Trapped cerumen can retain the bacteria, viruses, and fungus that it was designed to remove. If it remains in the ear because it’s been pushed back, it can cause infection.
Pushed in far enough and you can rupture the ear drum, causing hearing loss. Almost eight million Americans a year have professional medical procedures to remove impacted cerumen.
Stop Using That Q-Tip
The American Academy of Otolaryngology-Head and Neck Surgery has published an issue paper on the topic “Earwax and Care” to be used as a guide for ear health.
The first piece of advice: “start by discontinuing the use of cotton-tipped applicators and the habit of probing the ears”. In other words, don’t stick Q-Tips in your ears. If you persist in “cleaning” out your ears, they are more likely to itch, necessitating more scratching: rubbing the skin in your ears releases histamine, irritating and inflaming the skin. As ear wax is also a lubricant, removing it can cause the skin to dry out and result in even greater itch.
If your ears ache, feel full, or you notice impairment in your hearing (or you’ve already used a Q-Tip and shoved the wax too far down the canal for it to push itself out), there are are simple, natural remedies to soften the wax so it can again move on its own.
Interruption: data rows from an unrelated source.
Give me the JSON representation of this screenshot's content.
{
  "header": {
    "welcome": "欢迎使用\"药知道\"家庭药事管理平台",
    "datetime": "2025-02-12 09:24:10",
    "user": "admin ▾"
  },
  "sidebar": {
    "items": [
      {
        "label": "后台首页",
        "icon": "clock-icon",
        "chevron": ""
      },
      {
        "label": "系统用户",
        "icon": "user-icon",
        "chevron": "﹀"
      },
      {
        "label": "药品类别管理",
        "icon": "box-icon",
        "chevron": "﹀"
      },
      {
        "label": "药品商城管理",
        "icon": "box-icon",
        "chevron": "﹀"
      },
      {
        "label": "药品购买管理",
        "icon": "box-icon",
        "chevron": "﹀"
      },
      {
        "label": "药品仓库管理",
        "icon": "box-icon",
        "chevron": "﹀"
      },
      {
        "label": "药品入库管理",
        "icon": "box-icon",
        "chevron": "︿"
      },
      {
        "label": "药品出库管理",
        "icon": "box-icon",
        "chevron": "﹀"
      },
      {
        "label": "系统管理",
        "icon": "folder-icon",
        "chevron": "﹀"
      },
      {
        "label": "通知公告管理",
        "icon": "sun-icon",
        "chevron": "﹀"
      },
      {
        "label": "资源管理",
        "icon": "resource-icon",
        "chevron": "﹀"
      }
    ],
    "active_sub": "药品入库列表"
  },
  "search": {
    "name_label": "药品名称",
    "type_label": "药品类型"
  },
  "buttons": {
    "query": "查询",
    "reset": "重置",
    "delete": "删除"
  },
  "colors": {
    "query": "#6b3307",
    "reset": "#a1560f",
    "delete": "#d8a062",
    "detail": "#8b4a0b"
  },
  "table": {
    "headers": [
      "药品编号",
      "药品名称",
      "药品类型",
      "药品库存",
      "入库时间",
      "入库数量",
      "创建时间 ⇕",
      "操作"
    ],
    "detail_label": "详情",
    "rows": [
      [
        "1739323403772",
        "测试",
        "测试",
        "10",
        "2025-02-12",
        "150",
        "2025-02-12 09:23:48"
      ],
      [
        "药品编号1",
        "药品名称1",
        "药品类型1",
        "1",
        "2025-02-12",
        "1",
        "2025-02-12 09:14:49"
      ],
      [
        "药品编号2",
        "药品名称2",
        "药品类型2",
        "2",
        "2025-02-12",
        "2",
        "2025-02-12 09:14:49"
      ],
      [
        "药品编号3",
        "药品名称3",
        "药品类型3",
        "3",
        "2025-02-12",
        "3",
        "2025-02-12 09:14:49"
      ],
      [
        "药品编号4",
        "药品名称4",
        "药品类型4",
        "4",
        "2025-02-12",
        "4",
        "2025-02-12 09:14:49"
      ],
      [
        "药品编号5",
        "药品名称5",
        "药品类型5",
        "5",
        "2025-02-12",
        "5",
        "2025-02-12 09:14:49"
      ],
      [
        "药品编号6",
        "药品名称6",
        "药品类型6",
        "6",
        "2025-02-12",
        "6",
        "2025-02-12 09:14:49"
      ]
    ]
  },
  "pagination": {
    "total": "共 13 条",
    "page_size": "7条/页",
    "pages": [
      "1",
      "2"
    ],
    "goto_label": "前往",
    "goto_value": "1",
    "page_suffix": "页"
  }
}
If you feel you absolutely must give a gentle cleansing, make a mixture of one part vinegar, one part isopropyl alcohol, and one part water—all at body temperature—and place a few drops in each ear. Other than that, nothing smaller than your elbow should ever enter your ear.